July 5, 1948 |
Pelham, New York
|Coaching career (HC unless noted)|
|1990–1991||James Madison (OC)|
|1992–1993||Murray State (OC)|
|Head coaching record|
|Accomplishments and honors|
|2x Metropolitan Conference COY (1976–1977)
Eastern Intercollegiate Athletic Association COY (1985)
MIAA Coach of the Year (1999)
D2football.com WVIAC Football Coach of the Year (2005)
Iona College Hall of Fame (1997)
Tony DeMeo (born July 5, 1948) is an American football coach and former player.
DeMeo coached at the University of Charleston in West Virginia from 2005 to 2010. His Golden Eagles finished the 2007 season with an 8-3 record and ranked 9th in the Northeast Region of Division II. Charleston was tied for second place in the West Virginia Intercollegiate Athletic Conference.
DeMeo was the 39th head football coach for Washburn University in Topeka, Kansas and he held that position for eight seasons, from 1994 until 2001. He ranks fourth at Washburn in terms of total wins. DeMeo's successful turn-around at Washburn was complete in 1999 as the Ichabods finished 6–5, the team's first winning season in over 10 years, and DeMeo was named MIAA Coach of the Year.
DeMeo started the football team at Mercyhurst College, fielding the school's first football team in 1981. His overall record was 41–21–2. DeMeo was named 1985 Eastern Intercollegiate Athletic Association Coach of the Year.
He began his head coaching career at his alma mater, Iona College. DeMeo compiled a 22–10–2 record at Iona and was twice named Coach of the Year for the Metropolitan Conference (1976 and 1977). Tony DeMeo was inducted into the Iona College Hall of Fame in 1997 for his affiliation with two undefeated teams: first as a player in 1967 and then as the head coach in 1977.

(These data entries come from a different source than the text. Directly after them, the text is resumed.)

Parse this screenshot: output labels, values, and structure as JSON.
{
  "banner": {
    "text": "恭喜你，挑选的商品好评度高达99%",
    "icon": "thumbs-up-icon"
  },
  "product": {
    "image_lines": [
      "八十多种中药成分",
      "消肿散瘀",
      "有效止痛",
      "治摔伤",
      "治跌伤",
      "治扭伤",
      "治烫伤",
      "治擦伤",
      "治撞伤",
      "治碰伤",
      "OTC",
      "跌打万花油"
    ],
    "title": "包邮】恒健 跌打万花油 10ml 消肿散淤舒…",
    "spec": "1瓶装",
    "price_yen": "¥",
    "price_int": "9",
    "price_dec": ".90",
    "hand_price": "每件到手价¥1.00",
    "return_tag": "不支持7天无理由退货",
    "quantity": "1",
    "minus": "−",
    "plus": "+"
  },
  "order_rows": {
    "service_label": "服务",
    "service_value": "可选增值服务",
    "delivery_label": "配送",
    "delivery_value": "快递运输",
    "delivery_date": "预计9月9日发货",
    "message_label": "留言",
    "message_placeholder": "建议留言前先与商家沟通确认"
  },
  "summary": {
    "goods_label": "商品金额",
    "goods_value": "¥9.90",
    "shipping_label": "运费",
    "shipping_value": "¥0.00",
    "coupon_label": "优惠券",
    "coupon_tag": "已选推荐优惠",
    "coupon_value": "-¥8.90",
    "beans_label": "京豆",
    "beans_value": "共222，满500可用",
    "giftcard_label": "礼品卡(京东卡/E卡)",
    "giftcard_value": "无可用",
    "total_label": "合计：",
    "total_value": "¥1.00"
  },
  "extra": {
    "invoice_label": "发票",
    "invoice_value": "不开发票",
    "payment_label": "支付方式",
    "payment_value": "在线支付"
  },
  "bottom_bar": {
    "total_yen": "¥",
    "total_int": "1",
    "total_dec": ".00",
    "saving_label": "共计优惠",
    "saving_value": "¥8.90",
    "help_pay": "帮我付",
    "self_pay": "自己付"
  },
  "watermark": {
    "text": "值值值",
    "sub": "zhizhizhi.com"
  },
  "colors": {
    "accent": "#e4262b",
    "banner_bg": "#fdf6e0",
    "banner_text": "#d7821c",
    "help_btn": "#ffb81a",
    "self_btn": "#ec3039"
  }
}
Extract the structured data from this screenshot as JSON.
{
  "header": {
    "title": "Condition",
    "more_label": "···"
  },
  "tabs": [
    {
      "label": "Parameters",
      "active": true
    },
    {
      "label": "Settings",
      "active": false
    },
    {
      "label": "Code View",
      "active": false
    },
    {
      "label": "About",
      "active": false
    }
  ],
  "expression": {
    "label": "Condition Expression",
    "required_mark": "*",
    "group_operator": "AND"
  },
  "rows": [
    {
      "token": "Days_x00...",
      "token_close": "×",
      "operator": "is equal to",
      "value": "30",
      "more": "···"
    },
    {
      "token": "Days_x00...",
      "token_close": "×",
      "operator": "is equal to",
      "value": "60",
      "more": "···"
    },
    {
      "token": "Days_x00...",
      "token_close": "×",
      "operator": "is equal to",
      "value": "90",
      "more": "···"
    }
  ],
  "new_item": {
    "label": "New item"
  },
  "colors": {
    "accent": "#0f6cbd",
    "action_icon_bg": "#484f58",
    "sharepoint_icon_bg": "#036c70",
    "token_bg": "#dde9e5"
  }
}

DeMeo has served as offensive coordinator at the University of Richmond (2002–2004), Murray State University (1992), James Madison University (1990) and Temple University (1988). He has been an assistant football coach at University of Massachusetts Amherst (1991), University of Delaware (1989), University of Pennsylvania (1979–1980), and Pace University (1973–1974).